8. Route calls based on complexity of transaction or service need to reduce hand-offs and route calls with greater complexity to the appropriate experts. Note: improved self-service options will free phone bankers to handle more complex and value-add calls.
One of the mistakes community banks make is to equate in-person or human service with quality service. Customers have moved from that definition some time ago, utilizing self-service and automation to manage their experience in a more customized fashion. Community banks need to improve their channel selection offering to optimize the customer experience.
• Make the self-service experience as good or better than the phone banker service option
• Match channel offering with transaction complexity (for example, balance inquiry should go first to IVR)
• Add to the self-service option more robust functionality that can only be delivered through self-service, e.g. YouTube video demonstrations of product usage
• Offer incentives to customers to utilize self-service options
In addition to simple upgrades, technology can be the wind beneath your phone bankers’ wings, making call centers more customer-centric and proactive. You can increase service hours using technology for simple questions and transactions, or utilize voice biometrics and multi-factor authentication with out-of-wallet questions to speed up authentication and improve fraud detection. Technology can even tell us today the customer’s to improve the phone banker’s effectiveness in handling each customer individually.
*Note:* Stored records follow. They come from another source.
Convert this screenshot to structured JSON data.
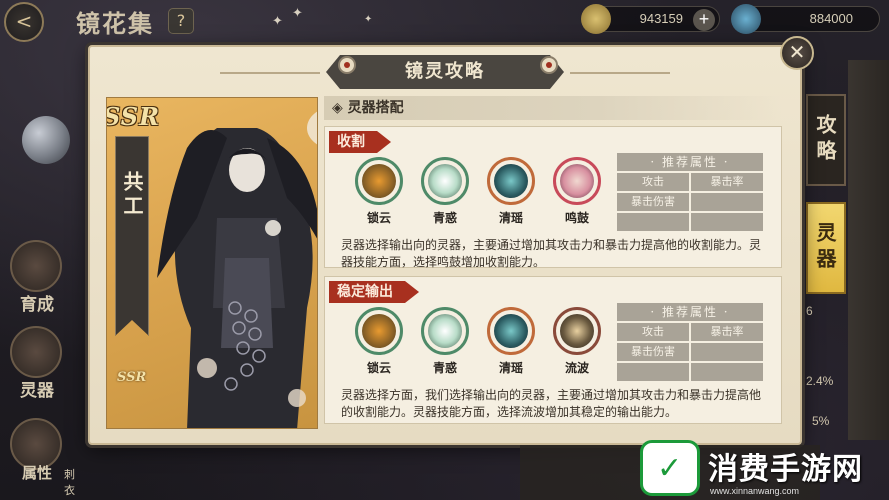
{
  "background": {
    "title": "镜花集",
    "help_label": "?",
    "back_label": "<",
    "currency": [
      {
        "value": "943159"
      },
      {
        "value": "884000"
      }
    ],
    "plus_label": "+",
    "side_menu": [
      "育成",
      "灵器",
      "属性"
    ],
    "side_extra": "刺衣",
    "right_tabs": {
      "strategy": "攻略",
      "spirit": "灵器"
    },
    "right_values": [
      "2.4%",
      "5%",
      "6"
    ]
  },
  "modal": {
    "title": "镜灵攻略",
    "close_label": "✕",
    "character": {
      "rarity": "SSR",
      "name": "共工"
    },
    "section_header": "◈ 灵器搭配",
    "attr_header": "· 推荐属性 ·",
    "attr_cells": [
      [
        "攻击",
        "暴击率"
      ],
      [
        "暴击伤害",
        ""
      ],
      [
        "",
        ""
      ]
    ],
    "sections": [
      {
        "tag": "收割",
        "spirits": [
          "锁云",
          "青惑",
          "清瑶",
          "鸣鼓"
        ],
        "description": "灵器选择输出向的灵器，主要通过增加其攻击力和暴击力提高他的收割能力。灵器技能方面，选择鸣鼓增加收割能力。"
      },
      {
        "tag": "稳定输出",
        "spirits": [
          "锁云",
          "青惑",
          "清瑶",
          "流波"
        ],
        "description": "灵器选择方面，我们选择输出向的灵器，主要通过增加其攻击力和暴击力提高他的收割能力。灵器技能方面，选择流波增加其稳定的输出能力。"
      }
    ]
  },
  "watermark": {
    "text": "消费手游网",
    "url": "www.xinnanwang.com"
  },
  "colors": {
    "accent_red": "#a8301f",
    "panel_bg": "#efe6d0",
    "tab_gold": "#f2d770"
  }
}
Whether you choose to upgrade your current state toward improved efficiencies and customer experience, or to transform your phone bank operations and experience, the results can be stunningly positive. No other department handles more customer touches than the phone bank. It should not be considered a cost center to be minimized and managed. It is an important customer service, sales and communication channel, and must be managed with that in mind.